- 2 drops of peppermint oil
- 2 drops of tea tree oil
- 2 drops of eucalyptus oil
- 3 drops of lemon oil
- 3 drops of lime oil
- 2 drops of peppermint
- 2 drops of tea tree oil
- 2 drops of eucalyptus oil
- 3 drops of lavender oil
- 3 drops of ylang ylang oil
Additional benefits items:
Vaseline or lip balm. I used a lip butter I had handy. Keep applying on your dried out lips and sore nostrils. Yes. You read this right. I regularly apply some on my nostrils, which prevents drying out and pure raw pain from endless nose wiping. To me, this is the most irritating side effect of a cold, flu, sinus or chest infection and it provides such a relief. You’re welcome!
Kitchen roll on tap for coughing up nasty stuff. Keep the softest tissue for the nose.
Seven Seas vitamin C and Zinc chewable capsules. They burst with lovely strong flavour and add to the vitamin intake too. While the flavour is secondary, you will need it, as that unpleasant ill bitterness lingers in your mouth. These little capsule wonders have such great flavour, at least temporarily they give you a moment of enjoyment. First time ever I liked taking my vitamins since I was a kid, when they were disguised in the shape of little super cute pet sweets, and that’s saying something!
List of Ingredients I have used and why:
The descriptions of all the ingredients I have used are result of mixed sources. Much of it comes from my mother, grandmother, other family and friends, from my own studies and readings, variety of books and websites.

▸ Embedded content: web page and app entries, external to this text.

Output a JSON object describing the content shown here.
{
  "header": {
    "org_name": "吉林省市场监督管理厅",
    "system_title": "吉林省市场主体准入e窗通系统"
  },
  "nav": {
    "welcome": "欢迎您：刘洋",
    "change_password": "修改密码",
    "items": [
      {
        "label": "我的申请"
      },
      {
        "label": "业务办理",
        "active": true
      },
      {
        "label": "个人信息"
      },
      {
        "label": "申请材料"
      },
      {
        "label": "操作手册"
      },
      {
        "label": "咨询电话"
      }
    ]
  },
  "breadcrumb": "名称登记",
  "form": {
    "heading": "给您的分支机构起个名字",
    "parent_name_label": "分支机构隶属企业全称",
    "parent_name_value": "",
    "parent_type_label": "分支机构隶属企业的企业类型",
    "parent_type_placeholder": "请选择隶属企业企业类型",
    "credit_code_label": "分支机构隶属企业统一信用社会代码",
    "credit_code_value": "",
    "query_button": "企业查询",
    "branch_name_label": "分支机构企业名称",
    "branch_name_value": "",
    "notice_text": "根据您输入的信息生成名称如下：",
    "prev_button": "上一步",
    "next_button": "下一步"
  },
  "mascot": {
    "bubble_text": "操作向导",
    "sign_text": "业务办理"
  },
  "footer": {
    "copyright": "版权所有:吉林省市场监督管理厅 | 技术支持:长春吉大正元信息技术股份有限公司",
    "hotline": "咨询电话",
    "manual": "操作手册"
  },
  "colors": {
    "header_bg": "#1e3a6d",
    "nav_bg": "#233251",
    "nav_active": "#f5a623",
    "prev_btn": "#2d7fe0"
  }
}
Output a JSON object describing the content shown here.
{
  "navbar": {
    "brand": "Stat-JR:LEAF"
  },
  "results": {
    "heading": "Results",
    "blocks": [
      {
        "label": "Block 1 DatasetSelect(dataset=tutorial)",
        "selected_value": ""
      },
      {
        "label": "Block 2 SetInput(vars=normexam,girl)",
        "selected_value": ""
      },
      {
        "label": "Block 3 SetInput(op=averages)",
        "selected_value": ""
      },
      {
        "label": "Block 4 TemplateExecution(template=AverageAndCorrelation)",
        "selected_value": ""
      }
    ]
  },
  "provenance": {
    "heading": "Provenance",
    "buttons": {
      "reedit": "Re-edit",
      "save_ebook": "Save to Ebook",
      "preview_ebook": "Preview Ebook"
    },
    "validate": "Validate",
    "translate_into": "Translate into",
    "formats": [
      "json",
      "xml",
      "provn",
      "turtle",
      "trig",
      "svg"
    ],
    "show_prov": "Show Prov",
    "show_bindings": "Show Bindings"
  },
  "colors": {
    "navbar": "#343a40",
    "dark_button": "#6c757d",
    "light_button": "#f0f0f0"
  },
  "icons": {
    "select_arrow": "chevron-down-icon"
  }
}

I do not go into great detail and do not list all the benefits of each item, but focus more on the properties useful with the issues connected with colds, flu and chest infections.
Please, do inform yourself well before you use any of them, be sure you are not sensitive or allergic to them, have medical conditions or use medication that may contraindicate it. I am here to share my experience with you which you may consider useful, but I do not consider myself an expert and this is not medical advice. If unsure, consult your doctor.
Eucalyptus – superb decongestant (especially useful at night, to ease breathing) and antiseptic with a strong odour (rather repulsive to me, but it is so useful, I put up with it, and here is your answer to why I use additional oils, for the scent) which kills airborne germs. It is used to ease colds, flu, sinus and chest infections.
Lavender – calming and antiseptic, lavender essential oil is also antibacterial, antibiotic, antidepressant, analgesic, decongestant, and sedative, therefore great for tension, tiredness and depression, aches and pains, insomnia or as massage oil for tense and aching muscles.
Lemon – stimulating, invigorating, antiseptic, astringent, diuretic and deodorising, so it can be used for clearing the head when ill with a cold or flu or mental exhaustion. It will help energising the body, boost circulation and concentration. It relieves stress and tension and it is a great air antiseptic.
Lime – antiseptic, anti-viral, anti-bacterial and can be used for breathing problems, flu, colds, fever and infection.
Peppermint – strongly antibacterial, antiseptic, antifungal, cooling, and anaesthetic to the skin, although it is also an irritant. soothe a fever, practitioners recommend cool compresses to which a couple of drops of peppermint oil have been added. Peppermint essential oil may interfere with sleep if used too close to bedtime. Not compatible with homeopathic treatment.
Tea tree essential oil can cause irritation to sensitive skin.
As with all essential oils, be sure to buy them from a reputable source if using in aromatherapy applications.